Exercise requirements | Could you repeat every line below exactly, skipping the images?

───── Data extract

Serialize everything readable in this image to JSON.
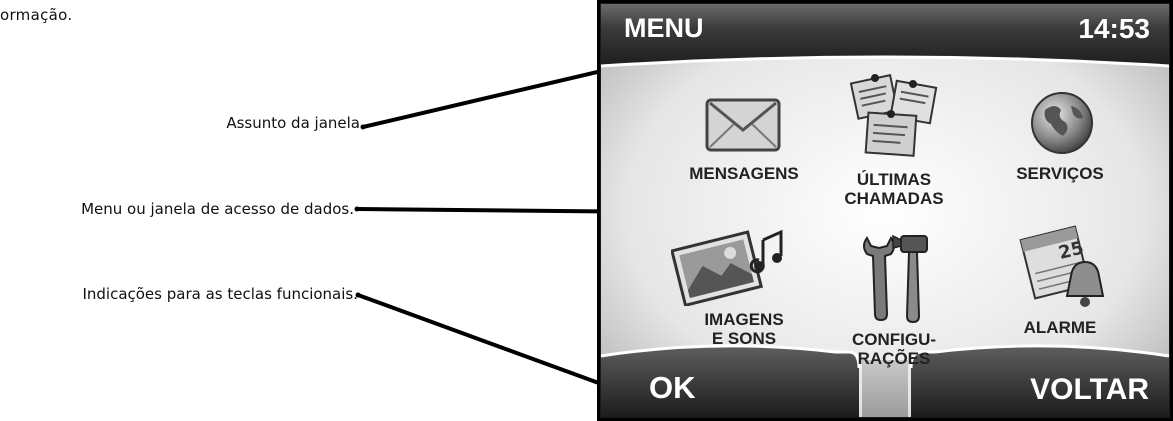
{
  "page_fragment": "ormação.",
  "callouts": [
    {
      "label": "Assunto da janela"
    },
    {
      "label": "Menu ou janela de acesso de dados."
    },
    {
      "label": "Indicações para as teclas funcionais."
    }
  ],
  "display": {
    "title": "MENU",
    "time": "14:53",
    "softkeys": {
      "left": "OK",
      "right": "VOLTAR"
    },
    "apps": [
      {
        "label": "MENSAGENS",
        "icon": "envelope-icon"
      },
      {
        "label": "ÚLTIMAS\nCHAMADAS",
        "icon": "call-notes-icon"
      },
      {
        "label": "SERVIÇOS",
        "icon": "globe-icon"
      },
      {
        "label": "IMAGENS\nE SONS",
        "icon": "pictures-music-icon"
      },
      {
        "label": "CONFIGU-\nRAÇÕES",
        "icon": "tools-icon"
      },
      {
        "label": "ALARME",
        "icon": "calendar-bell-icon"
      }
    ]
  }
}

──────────

Solved problem |
Serialize everything readable in this image to JSON.
{
  "page_fragment": "ormação.",
  "callouts": [
    {
      "label": "Assunto da janela"
    },
    {
      "label": "Menu ou janela de acesso de dados."
    },
    {
      "label": "Indicações para as teclas funcionais."
    }
  ],
  "display": {
    "title": "MENU",
    "time": "14:53",
    "softkeys": {
      "left": "OK",
      "right": "VOLTAR"
    },
    "apps": [
      {
        "label": "MENSAGENS",
        "icon": "envelope-icon"
      },
      {
        "label": "ÚLTIMAS\nCHAMADAS",
        "icon": "call-notes-icon"
      },
      {
        "label": "SERVIÇOS",
        "icon": "globe-icon"
      },
      {
        "label": "IMAGENS\nE SONS",
        "icon": "pictures-music-icon"
      },
      {
        "label": "CONFIGU-\nRAÇÕES",
        "icon": "tools-icon"
      },
      {
        "label": "ALARME",
        "icon": "calendar-bell-icon"
      }
    ]
  }
}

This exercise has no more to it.